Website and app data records
=-=-=

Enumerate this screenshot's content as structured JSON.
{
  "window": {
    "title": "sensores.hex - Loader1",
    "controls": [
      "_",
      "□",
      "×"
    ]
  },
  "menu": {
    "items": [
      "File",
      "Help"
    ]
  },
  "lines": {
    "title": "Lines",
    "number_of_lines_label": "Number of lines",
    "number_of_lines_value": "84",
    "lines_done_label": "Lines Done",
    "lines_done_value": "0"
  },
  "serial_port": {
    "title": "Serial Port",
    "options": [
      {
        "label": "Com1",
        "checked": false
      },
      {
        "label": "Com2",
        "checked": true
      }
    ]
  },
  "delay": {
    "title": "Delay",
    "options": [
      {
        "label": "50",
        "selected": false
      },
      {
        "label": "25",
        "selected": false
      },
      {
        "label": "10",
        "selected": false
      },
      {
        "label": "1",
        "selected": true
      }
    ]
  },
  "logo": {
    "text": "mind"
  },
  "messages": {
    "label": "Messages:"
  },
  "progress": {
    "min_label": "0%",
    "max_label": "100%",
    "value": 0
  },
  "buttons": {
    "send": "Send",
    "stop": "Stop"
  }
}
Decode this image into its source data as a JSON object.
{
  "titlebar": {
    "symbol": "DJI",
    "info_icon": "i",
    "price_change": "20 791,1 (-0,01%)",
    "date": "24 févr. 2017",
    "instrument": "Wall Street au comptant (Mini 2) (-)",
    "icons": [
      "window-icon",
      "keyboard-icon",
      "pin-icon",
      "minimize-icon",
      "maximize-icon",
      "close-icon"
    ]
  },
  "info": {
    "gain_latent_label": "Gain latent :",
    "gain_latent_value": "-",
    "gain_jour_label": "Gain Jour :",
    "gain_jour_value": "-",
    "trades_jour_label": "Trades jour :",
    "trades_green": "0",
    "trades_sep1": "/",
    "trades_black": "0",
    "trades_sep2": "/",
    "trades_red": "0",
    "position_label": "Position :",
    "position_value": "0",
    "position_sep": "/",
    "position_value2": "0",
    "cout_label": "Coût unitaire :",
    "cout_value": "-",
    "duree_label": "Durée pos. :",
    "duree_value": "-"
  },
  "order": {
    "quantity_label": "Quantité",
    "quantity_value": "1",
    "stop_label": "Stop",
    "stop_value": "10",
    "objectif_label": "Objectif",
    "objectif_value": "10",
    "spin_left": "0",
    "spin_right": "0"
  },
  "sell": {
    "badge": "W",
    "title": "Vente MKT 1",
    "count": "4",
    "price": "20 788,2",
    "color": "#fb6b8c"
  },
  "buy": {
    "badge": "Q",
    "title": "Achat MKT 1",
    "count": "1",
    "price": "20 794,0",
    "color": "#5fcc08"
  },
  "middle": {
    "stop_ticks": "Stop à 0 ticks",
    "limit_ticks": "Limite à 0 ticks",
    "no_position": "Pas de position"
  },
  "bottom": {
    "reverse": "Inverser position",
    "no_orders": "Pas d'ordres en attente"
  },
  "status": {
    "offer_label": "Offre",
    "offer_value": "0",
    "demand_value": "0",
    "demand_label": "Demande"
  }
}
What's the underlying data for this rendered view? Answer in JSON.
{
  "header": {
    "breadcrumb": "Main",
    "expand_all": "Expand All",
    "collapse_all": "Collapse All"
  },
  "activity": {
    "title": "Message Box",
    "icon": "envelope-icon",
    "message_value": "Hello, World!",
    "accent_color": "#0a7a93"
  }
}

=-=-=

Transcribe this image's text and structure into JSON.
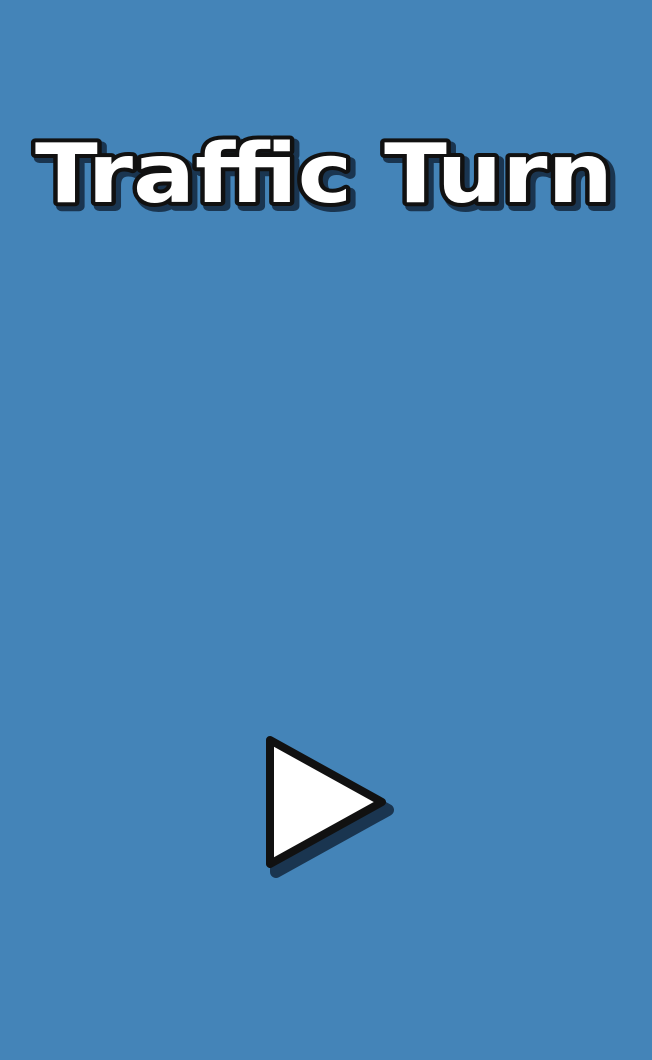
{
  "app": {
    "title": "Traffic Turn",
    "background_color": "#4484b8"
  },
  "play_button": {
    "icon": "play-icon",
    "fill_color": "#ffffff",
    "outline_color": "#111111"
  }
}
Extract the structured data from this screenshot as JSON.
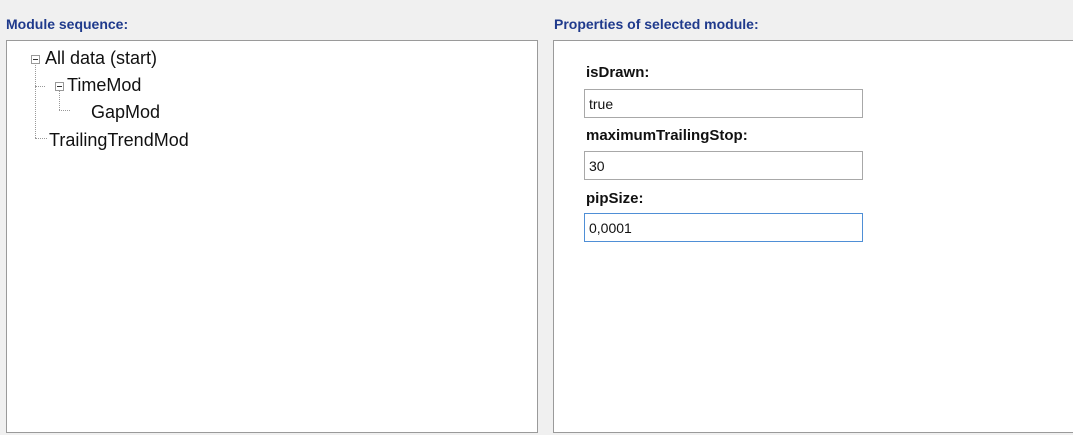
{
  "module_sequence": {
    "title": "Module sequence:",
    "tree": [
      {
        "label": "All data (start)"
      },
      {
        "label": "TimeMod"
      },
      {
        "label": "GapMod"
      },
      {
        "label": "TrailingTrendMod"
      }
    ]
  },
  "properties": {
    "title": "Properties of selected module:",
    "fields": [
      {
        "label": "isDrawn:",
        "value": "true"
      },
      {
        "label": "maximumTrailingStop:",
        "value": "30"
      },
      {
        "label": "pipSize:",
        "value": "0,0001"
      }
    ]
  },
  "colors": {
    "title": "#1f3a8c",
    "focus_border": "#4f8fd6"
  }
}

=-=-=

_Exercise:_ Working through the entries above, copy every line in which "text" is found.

_Answer section:_
    "text": "mind"
Transcribe this image's text and structure into JSON.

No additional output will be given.